Ferry became minister of public instruction in 1879 and initiated a number of reforms, the most controversial being those aimed at reducing the influence of the Church on education. The state recovered its monopoly in the awarding of degrees, but his proposal to prohibit teaching by members of religious orders (the famous Article 7) was defeated in the Senate. In 1880 he took administrative measures to dissolve unauthorized religious orders. More important was his introduction of legislation to make elementary education compulsory, free, and laic. In September 1880 he became premier and was able to further his program by decrees, but lack of funds and personnel prevented his ambitious plans from being implemented at once.
An ardent colonial expansionist when most republican politicians saw foreign questions only in terms of Alsace-Lorraine and the German menace, Ferry was charged with diverting attention—and troops—away from the Continent. His first ministry ended in November 1881 as a result of criticism of the Tunisian expedition which led to the French protectorate.
Ferry returned to the Ministry of Public Instruction in January 1882. In February 1883 he was again premier and carried out a purge of antirepublican elements in the judiciary. Although his power and prestige seemed as great as ever, this time the opposition to his foreign policy proved fatal to Ferry's career. He supported French involvement in Indochina, but news of a minor defeat there, much exaggerated in the first report, compelled his resignation on March 30, 1885. He was an unsuccessful candidate for the presidency in 1887 and never again played a leading role in government. Shot by an Alsatian fanatic on Dec. 10, 1892, Ferry died in Paris on March 17, 1893.
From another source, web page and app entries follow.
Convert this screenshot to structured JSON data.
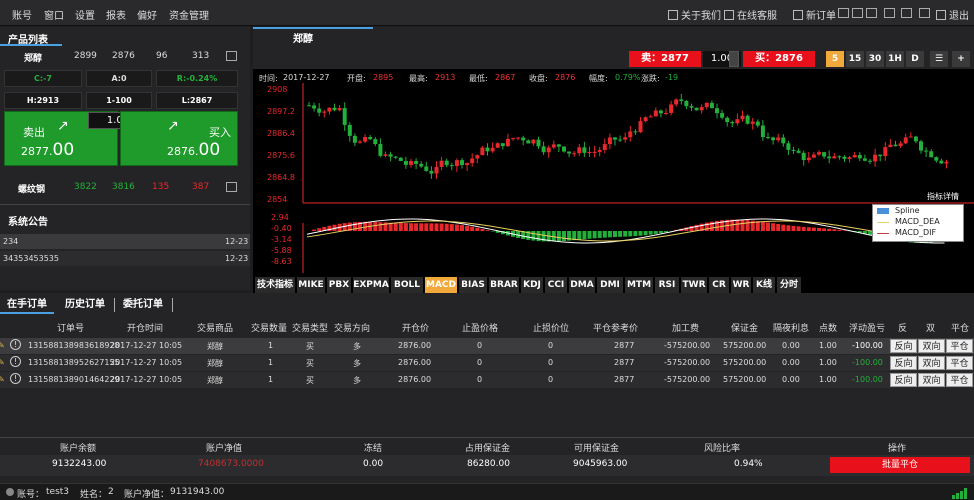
{
  "menubar": {
    "items": [
      "账号",
      "窗口",
      "设置",
      "报表",
      "偏好",
      "资金管理"
    ],
    "tools": [
      "关于我们",
      "在线客服",
      "新订单"
    ],
    "exit": "退出"
  },
  "left": {
    "product_tab": "产品列表",
    "products": [
      {
        "name": "郑醇",
        "v1": "2899",
        "v2": "2876",
        "v3": "96",
        "v4": "313"
      },
      {
        "name": "螺纹钢",
        "v1": "3822",
        "v2": "3816",
        "v3": "135",
        "v4": "387"
      }
    ],
    "c_label": "C:-7",
    "a_label": "A:0",
    "r_label": "R:-0.24%",
    "h_label": "H:2913",
    "range_label": "1-100",
    "l_label": "L:2867",
    "sell_label": "卖出",
    "buy_label": "买入",
    "sell_price_int": "2877.",
    "sell_price_dec": "00",
    "buy_price_int": "2876.",
    "buy_price_dec": "00",
    "qty": "1.00",
    "notice_title": "系统公告",
    "notices": [
      {
        "text": "234",
        "date": "12-23"
      },
      {
        "text": "34353453535",
        "date": "12-23"
      }
    ]
  },
  "chart": {
    "title": "郑醇",
    "sell_btn": "卖：2877",
    "qty": "1.00",
    "buy_btn": "买：2876",
    "timeframes": [
      "5",
      "15",
      "30",
      "1H",
      "D"
    ],
    "info": {
      "time_label": "时间:",
      "time": "2017-12-27",
      "open_label": "开盘:",
      "open": "2895",
      "high_label": "最高:",
      "high": "2913",
      "low_label": "最低:",
      "low": "2867",
      "close_label": "收盘:",
      "close": "2876",
      "amp_label": "幅度:",
      "amp": "0.79%",
      "chg_label": "涨跌:",
      "chg": "-19"
    },
    "price_ticks": [
      "2908",
      "2897.2",
      "2886.4",
      "2875.6",
      "2864.8",
      "2854"
    ],
    "macd_ticks": [
      "2.94",
      "-0.40",
      "-3.14",
      "-5.88",
      "-8.63"
    ],
    "legend_title": "指标详情",
    "legend": [
      "Spline",
      "MACD_DEA",
      "MACD_DIF"
    ],
    "indicators": [
      "技术指标",
      "MIKE",
      "PBX",
      "EXPMA",
      "BOLL",
      "MACD",
      "BIAS",
      "BRAR",
      "KDJ",
      "CCI",
      "DMA",
      "DMI",
      "MTM",
      "RSI",
      "TWR",
      "CR",
      "WR",
      "K线",
      "分时"
    ]
  },
  "orders": {
    "tabs": [
      "在手订单",
      "历史订单",
      "委托订单"
    ],
    "headers": [
      "订单号",
      "开仓时间",
      "交易商品",
      "交易数量",
      "交易类型",
      "交易方向",
      "开仓价",
      "止盈价格",
      "止损价位",
      "平仓参考价",
      "加工费",
      "保证金",
      "隔夜利息",
      "点数",
      "浮动盈亏",
      "反",
      "双",
      "平仓"
    ],
    "rows": [
      {
        "id": "131588138983618928",
        "time": "2017-12-27 10:05",
        "product": "郑醇",
        "qty": "1",
        "type": "买",
        "dir": "多",
        "open": "2876.00",
        "tp": "0",
        "sl": "0",
        "ref": "2877",
        "fee": "-575200.00",
        "margin": "575200.00",
        "interest": "0.00",
        "points": "1.00",
        "pl": "-100.00"
      },
      {
        "id": "131588138952627155",
        "time": "2017-12-27 10:05",
        "product": "郑醇",
        "qty": "1",
        "type": "买",
        "dir": "多",
        "open": "2876.00",
        "tp": "0",
        "sl": "0",
        "ref": "2877",
        "fee": "-575200.00",
        "margin": "575200.00",
        "interest": "0.00",
        "points": "1.00",
        "pl": "-100.00"
      },
      {
        "id": "131588138901464229",
        "time": "2017-12-27 10:05",
        "product": "郑醇",
        "qty": "1",
        "type": "买",
        "dir": "多",
        "open": "2876.00",
        "tp": "0",
        "sl": "0",
        "ref": "2877",
        "fee": "-575200.00",
        "margin": "575200.00",
        "interest": "0.00",
        "points": "1.00",
        "pl": "-100.00"
      }
    ],
    "btn_reverse": "反向",
    "btn_double": "双向",
    "btn_close": "平仓"
  },
  "summary": {
    "labels": [
      "账户余额",
      "账户净值",
      "冻结",
      "占用保证金",
      "可用保证金",
      "风险比率",
      "操作"
    ],
    "values": [
      "9132243.00",
      "7408673.0000",
      "0.00",
      "86280.00",
      "9045963.00",
      "0.94%"
    ],
    "batch_close": "批量平仓"
  },
  "status": {
    "account_label": "账号：",
    "account": "test3",
    "name_label": "姓名：",
    "name": "2",
    "equity_label": "账户净值：",
    "equity": "9131943.00"
  },
  "colors": {
    "up": "#e8282b",
    "down": "#22b03a",
    "accent": "#f2a93b",
    "panel_green": "#1e9b2a"
  }
}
For an important aspect of Ferry's career see Thomas F. Power, Jr., Jules Ferry and the Renaissance of French Imperialism (1944).
Guilhaume, Philippe, Jules Ferry, Paris: Encre, 1980.